©2005 • 3rd printing, revised edition; 138 pages; 195 illustrations. Lie-flat wire-0 binding •
$39.95 > January Special 50% Off = $20.00
CLICK HERE to download for free introductory chapter: “Using a Paddle” or click the PayPal button below to order the book.
I received a comment asking about how to use a paddle with a vertical warping reel. In my Book #1, Winding a Warp and Using a Paddle I do discuss this. Here is a clip from the paddle chapter.
paddle and reel
WHERE TO PLACE THE PADDLE
You want the paddle to be easy to reach, so when you get to the lease pegs, you can easily make the lease and put it onto the pegs.
Other than being clamped to something
approximately at the center of the warping
board as in Figure 118, below, the paddle can be clamped to the bottom of the warping board itself if the height of the board is convenient for you.
Clamping a paddle at a height close to the
pegs on a reel is shown in Figure 119a.
paddle and chair
Clamping it to the back of a chair works well, too. See Figure 119b.
Also, see below where to place the paddle at a warping board.
Paddle and warping board
Slot and Hole Paddle
For many weavers, “paddle” is a mysterious word. Perhaps they’ve tried and never quite figured out how to make it work. It may have seemed awkward, confusing—but always seductive. How liberating to be able to warp multiple ends at once! But keeping one thread organized and moving freely onto the warping board or reel can be a challenge—how much
All Holes Paddle
more dexterity it must take to manage four or six or a dozen! But that is exactly the advantage of using a paddle. The paddle lets you measure many threads with every pass up and down the board or reel. Becoming proficient with the paddle need not take any special dexterity—in fact, its use has developed precisely because it acts as an extension of your own hand. See the Weaving Tip: Why Use a Paddle?
See Chapter 1: Using a Paddle, in my Book #1, Winding a Warp & Using a Paddle.
Jennifer asks for a quick way to warp multiple threads at a time. The most available method for weavers today is to use a paddle. I have a chapter on using various types in my Book #1, “Winding a Warp & Using a Paddle.”
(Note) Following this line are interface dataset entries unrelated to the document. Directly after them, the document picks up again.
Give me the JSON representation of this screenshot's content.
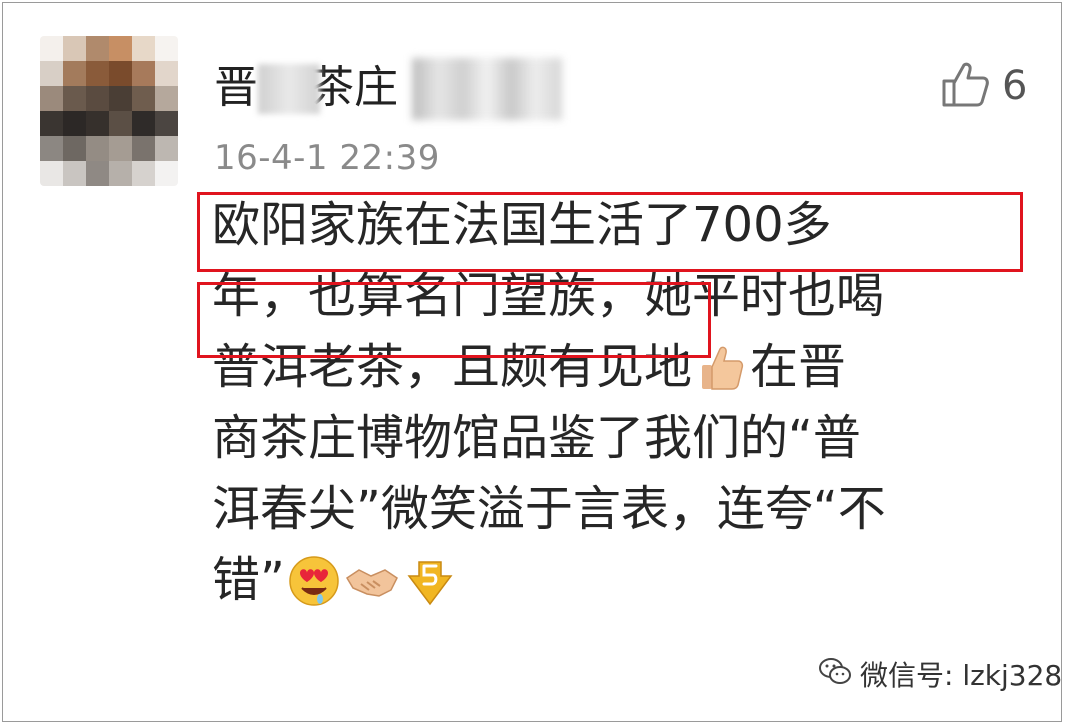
{
  "comment": {
    "username_visible_start": "晋",
    "username_visible_mid": "茶庄",
    "like_count": "6",
    "timestamp": "16-4-1 22:39",
    "lines": [
      "欧阳家族在法国生活了700多",
      "年，也算名门望族，她平时也喝",
      "普洱老茶，且颇有见地",
      "在晋",
      "商茶庄博物馆品鉴了我们的“普",
      "洱春尖”微笑溢于言表，连夸“不",
      "错”"
    ]
  },
  "watermark": {
    "text": "微信号: lzkj328",
    "icon": "wechat-logo-icon"
  },
  "icons": [
    "thumbs-up-outline-icon",
    "thumbs-up-emoji-icon",
    "heart-eyes-emoji-icon",
    "handshake-emoji-icon",
    "number-five-emoji-icon"
  ],
  "colors": {
    "highlight": "#e0141e",
    "text": "#262626",
    "timestamp": "#8a8a8a"
  }
}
Jim Ahrens’ warping mill which I use in my studio has a heck block–a marvelous (and old) mechanism that he made. I am warping 10 ends at once while making a thread-by-thread cross (lease).
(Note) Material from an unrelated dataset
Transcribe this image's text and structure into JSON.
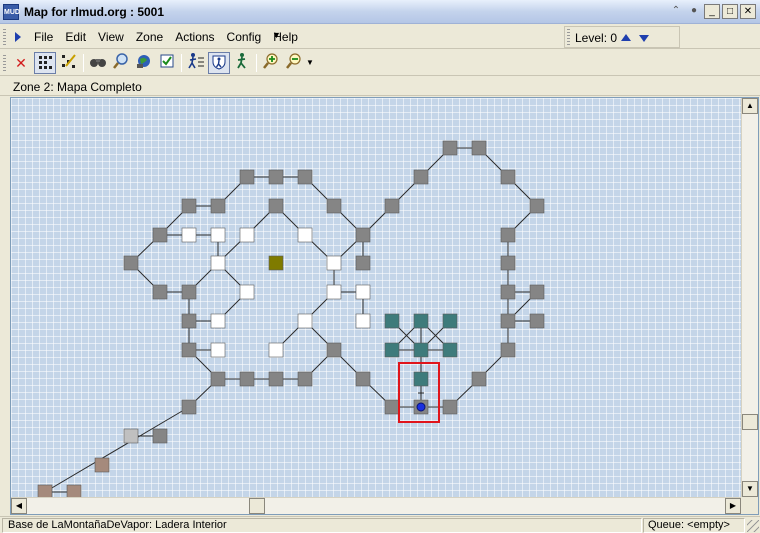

This is from Page 16 of my Book #1 ,” Winding a Warp & Using a Paddle.” I don’t know if anyone makes them now, AVL did for awhile. You might look them up in old weaving books from Europe.
The heck block
Heck Block (click to enlarge)
The heck is a mechanical way to spread your warp at precisely spaced intervals along the frame of a warping reel. It moves up and down on a vertical support that stands next to the reel, or if the reel is horizontal, it moves back and forth on a support alongside the reel. The central
support of the reel extends beyond the reel and turns with it: a cord wound around this support is attached by a pulley to the heck.
As you turn the reel to measure out your warp, the cord unwinds, and the heck block moves along the length of the reel. As you turn the reel for the return trip, the cord winds back round the pipe, drawing the heck back along its support. Multiple warp ends, which are threaded
into a leasing and tensioning device on the heck block, are carried with the heck
and so are laid down on the reel automatically.